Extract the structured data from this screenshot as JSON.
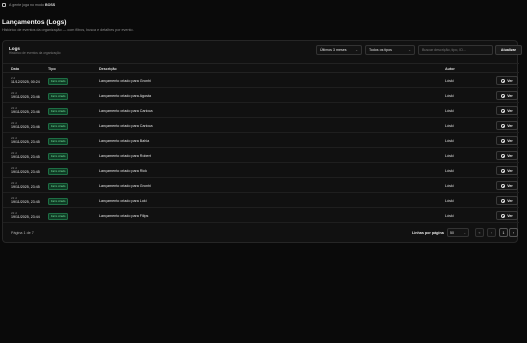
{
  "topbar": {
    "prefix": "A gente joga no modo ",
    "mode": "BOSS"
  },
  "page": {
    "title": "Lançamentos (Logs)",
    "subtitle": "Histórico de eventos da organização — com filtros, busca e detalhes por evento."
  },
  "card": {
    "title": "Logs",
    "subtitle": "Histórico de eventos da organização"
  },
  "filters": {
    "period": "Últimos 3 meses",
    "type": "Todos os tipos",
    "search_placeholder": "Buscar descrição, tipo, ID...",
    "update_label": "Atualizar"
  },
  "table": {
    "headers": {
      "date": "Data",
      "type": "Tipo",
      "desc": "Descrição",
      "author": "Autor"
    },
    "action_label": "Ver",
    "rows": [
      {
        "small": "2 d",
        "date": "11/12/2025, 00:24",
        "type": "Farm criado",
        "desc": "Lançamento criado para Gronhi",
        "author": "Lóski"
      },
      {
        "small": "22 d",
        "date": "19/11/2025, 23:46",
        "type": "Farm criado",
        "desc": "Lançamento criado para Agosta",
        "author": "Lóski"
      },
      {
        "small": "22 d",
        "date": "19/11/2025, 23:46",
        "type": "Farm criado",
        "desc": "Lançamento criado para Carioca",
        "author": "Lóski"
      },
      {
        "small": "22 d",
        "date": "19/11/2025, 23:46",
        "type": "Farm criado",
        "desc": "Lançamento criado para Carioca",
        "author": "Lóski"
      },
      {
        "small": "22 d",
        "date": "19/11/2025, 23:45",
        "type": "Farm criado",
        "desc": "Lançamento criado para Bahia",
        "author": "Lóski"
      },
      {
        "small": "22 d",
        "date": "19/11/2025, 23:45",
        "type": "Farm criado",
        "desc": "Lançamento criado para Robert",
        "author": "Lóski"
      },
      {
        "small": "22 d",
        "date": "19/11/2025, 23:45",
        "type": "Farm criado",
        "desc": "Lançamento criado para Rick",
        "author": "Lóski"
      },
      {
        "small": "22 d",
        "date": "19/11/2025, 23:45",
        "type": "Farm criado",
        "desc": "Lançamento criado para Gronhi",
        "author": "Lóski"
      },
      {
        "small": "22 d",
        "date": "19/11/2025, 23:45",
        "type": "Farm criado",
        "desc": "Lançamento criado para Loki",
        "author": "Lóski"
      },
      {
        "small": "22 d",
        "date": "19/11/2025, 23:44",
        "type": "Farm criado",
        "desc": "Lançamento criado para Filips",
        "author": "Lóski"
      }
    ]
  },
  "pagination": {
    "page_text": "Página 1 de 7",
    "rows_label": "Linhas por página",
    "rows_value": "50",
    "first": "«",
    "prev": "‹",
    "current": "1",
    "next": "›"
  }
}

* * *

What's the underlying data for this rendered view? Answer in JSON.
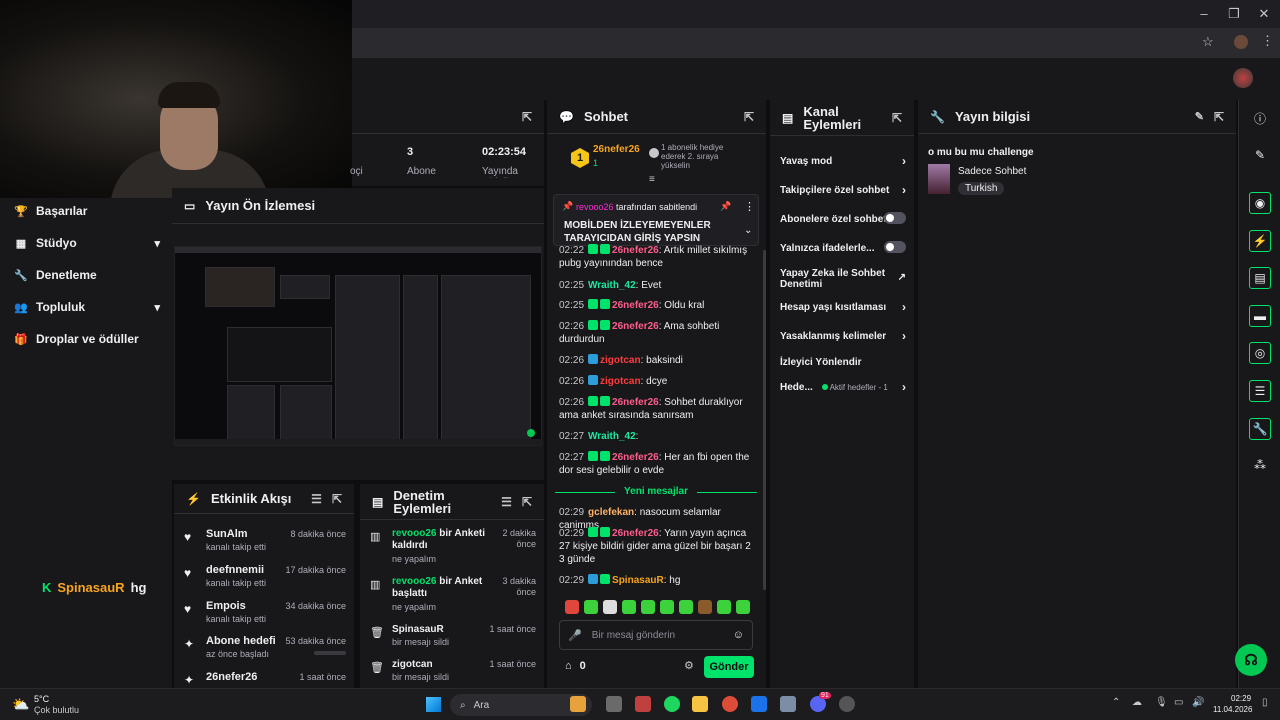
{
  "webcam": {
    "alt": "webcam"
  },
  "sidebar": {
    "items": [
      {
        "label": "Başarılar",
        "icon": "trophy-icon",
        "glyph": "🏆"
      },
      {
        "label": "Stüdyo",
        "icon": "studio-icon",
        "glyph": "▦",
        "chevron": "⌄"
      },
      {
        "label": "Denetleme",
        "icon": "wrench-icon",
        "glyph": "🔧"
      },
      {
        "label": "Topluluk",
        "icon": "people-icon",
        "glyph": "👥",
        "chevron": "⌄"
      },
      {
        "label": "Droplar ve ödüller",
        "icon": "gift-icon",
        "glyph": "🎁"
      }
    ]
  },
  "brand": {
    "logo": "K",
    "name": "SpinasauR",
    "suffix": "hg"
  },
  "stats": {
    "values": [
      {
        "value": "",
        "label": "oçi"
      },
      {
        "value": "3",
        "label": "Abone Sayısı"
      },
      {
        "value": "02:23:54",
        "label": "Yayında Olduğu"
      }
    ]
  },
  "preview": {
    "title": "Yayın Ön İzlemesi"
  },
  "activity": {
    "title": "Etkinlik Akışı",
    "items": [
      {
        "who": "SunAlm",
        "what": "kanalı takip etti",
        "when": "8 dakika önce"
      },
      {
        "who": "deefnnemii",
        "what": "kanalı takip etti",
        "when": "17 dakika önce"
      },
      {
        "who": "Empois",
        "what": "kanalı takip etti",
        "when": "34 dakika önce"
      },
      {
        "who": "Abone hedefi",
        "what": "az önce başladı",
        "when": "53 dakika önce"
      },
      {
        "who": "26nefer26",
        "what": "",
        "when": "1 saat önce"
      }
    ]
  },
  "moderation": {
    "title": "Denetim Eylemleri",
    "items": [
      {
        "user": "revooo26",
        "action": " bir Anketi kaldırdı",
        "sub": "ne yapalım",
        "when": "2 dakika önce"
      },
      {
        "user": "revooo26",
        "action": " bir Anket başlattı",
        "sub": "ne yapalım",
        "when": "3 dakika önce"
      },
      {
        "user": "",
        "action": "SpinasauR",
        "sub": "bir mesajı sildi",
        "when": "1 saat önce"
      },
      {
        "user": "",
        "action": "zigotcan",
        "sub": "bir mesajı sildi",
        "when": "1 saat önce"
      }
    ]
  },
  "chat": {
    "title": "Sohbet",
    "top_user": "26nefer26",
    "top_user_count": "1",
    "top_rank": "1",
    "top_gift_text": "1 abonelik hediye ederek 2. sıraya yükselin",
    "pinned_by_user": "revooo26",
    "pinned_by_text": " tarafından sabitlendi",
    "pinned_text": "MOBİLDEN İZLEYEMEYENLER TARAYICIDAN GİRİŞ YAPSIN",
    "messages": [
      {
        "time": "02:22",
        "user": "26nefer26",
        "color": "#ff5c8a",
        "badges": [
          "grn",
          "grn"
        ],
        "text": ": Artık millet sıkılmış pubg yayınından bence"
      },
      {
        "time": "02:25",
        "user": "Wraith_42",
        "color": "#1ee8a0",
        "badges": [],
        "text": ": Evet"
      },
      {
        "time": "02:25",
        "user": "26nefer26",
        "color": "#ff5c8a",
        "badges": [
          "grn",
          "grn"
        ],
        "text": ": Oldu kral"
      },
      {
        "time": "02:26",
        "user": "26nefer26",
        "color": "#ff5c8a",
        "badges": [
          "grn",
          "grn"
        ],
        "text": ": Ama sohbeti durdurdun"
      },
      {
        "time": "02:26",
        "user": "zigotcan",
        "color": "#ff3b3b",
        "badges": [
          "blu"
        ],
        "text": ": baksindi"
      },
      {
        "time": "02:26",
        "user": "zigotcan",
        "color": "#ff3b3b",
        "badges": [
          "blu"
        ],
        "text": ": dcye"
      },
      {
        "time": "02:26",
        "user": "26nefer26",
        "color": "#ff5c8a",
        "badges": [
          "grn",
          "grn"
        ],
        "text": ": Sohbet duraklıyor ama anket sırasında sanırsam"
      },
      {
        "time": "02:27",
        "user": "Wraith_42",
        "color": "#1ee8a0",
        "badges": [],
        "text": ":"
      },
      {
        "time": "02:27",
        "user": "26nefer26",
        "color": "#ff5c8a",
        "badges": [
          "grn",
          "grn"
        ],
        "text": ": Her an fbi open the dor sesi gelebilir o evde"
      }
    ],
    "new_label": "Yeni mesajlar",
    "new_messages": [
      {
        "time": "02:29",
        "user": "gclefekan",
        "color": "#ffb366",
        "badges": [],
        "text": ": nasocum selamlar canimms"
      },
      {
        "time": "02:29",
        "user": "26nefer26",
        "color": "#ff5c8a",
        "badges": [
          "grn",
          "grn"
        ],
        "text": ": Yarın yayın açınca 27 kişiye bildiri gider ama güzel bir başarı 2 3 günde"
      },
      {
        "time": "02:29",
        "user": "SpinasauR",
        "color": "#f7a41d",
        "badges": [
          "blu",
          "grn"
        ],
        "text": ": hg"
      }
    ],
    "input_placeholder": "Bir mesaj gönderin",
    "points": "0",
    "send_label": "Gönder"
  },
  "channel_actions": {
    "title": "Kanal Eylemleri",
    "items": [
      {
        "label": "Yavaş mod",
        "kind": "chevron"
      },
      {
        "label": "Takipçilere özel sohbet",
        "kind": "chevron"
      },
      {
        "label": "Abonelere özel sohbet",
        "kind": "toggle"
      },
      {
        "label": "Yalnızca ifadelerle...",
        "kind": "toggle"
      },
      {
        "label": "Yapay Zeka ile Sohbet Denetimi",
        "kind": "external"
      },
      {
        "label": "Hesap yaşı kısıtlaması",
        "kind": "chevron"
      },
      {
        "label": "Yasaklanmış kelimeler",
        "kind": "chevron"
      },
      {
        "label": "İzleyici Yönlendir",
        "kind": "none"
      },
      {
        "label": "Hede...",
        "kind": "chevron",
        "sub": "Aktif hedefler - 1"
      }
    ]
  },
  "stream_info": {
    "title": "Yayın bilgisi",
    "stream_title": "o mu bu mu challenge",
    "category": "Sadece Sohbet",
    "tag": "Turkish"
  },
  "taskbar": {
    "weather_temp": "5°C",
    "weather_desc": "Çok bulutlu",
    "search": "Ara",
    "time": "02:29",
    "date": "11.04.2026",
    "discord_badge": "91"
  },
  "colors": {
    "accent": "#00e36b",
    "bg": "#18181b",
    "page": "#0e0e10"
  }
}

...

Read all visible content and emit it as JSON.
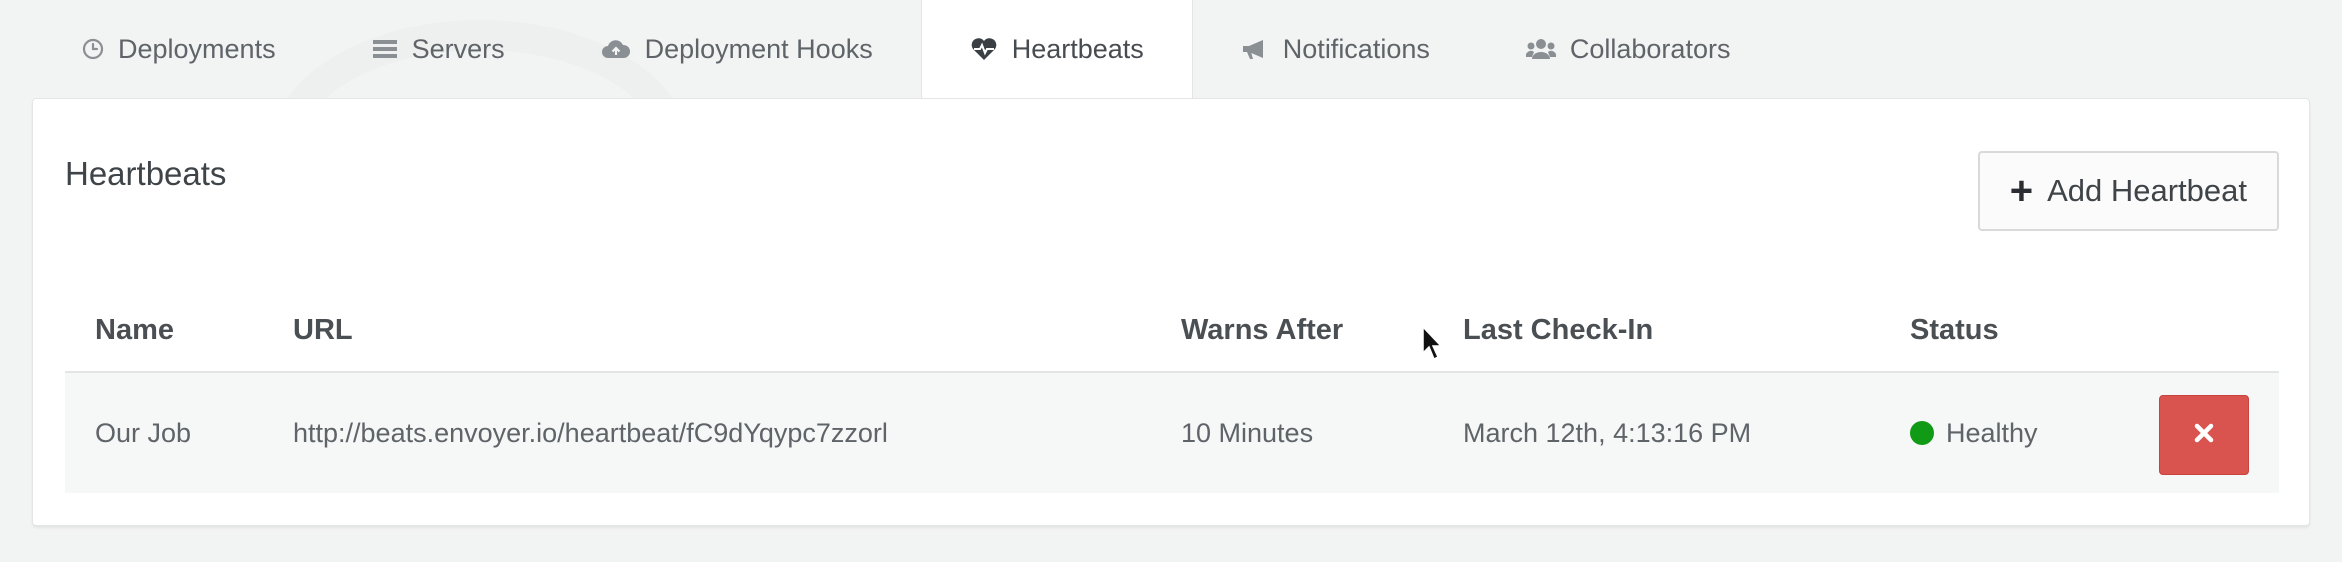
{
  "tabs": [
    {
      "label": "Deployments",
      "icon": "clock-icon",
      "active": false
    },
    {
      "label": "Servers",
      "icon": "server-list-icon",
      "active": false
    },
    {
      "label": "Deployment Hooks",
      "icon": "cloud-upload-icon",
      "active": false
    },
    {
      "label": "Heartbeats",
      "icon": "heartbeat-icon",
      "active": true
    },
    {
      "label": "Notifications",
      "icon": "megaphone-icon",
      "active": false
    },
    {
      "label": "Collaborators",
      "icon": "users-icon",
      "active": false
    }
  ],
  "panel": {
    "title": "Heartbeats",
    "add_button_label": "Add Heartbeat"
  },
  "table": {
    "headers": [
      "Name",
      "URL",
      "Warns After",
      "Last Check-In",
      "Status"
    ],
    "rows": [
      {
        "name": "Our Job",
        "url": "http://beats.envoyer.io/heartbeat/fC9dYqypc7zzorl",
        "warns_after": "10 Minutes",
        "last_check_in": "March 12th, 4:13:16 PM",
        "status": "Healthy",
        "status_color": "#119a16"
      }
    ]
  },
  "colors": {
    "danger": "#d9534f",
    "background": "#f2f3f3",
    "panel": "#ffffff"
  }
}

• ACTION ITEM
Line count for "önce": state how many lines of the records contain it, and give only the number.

• FINISHED TASK
10